well over $700 million in profit.
has anyone else noticed that -- with exception of the rumors surrounding
Mark Hamill, Carrie Fisher and Harrison Ford… and the likely inclusion
of R2-D2 and C-3PO that seem so obvious and safe to predict --
not a single actor has officially been cast for this movie yet?
anyone recall that -- while sure, no questions, I’ll accept it
as a general statement they were wildly profitable -- the second
trilogy sold significantly less tickets and has a much lower box
office when adjusted for inflation than the original trilogy?
anyone else -- I remember the reaction for the second trilogy
was at times so bad that most of the Star Wars fans that
had been cheering passionately for the announced return of the
universe with Episode 1 were, by the time Episode
3 was released, hoping the third trilogy might never get
I want to see the next Star Wars film.
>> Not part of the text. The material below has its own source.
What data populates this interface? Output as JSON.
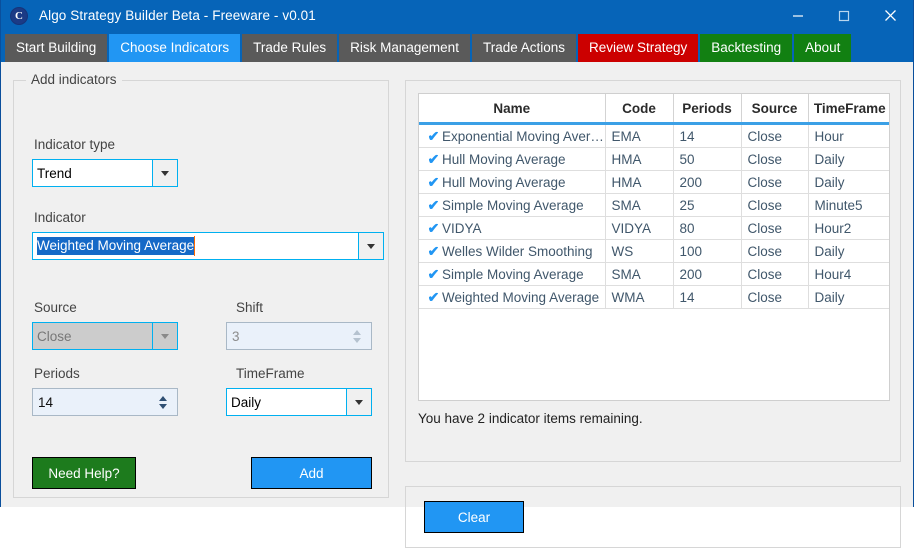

I admit it… a
reunion of the original cast, even if only to be cameos and side
notes in a brand new adventure being kicked off, sounds great.
And I will fall prey to the teasers and rumors and hype and plan
on going to the cinema.
hold on for just one second…
about two years or so away from the release, and there it is,
estimated at clearing $1 billion dollars.
is that possible?
no finished script… with no production schedule finalized… with
no actors on board… and yet, toss it out there during a year already
brimming with potential huge releases (Ant-Man and Avengers:
Age of Ultron are just two from Disney alone, with the Mouse
running this Star Wars machine now as well) and we get
a $700+ million in profit estimate.
a totally different reason… offered again, in a it kind of leaves
me speechless way -- Wow.
Star Wars: Episode 7 might very well clear a billion
in box office dollars. Shouldn’t be a surprise if it does. And,
I think there is a very good chance the first film will be a solid
piece that a new run of films can be based upon.
problem is the 2013 box office estimate for a 2015 movie. And,
judging by the way everyone is circulating the numbers, we are
talking about a total the industry seems fairly comfortable with.
that what’s happening now? We don’t even need to release a film
in order to declare it dead?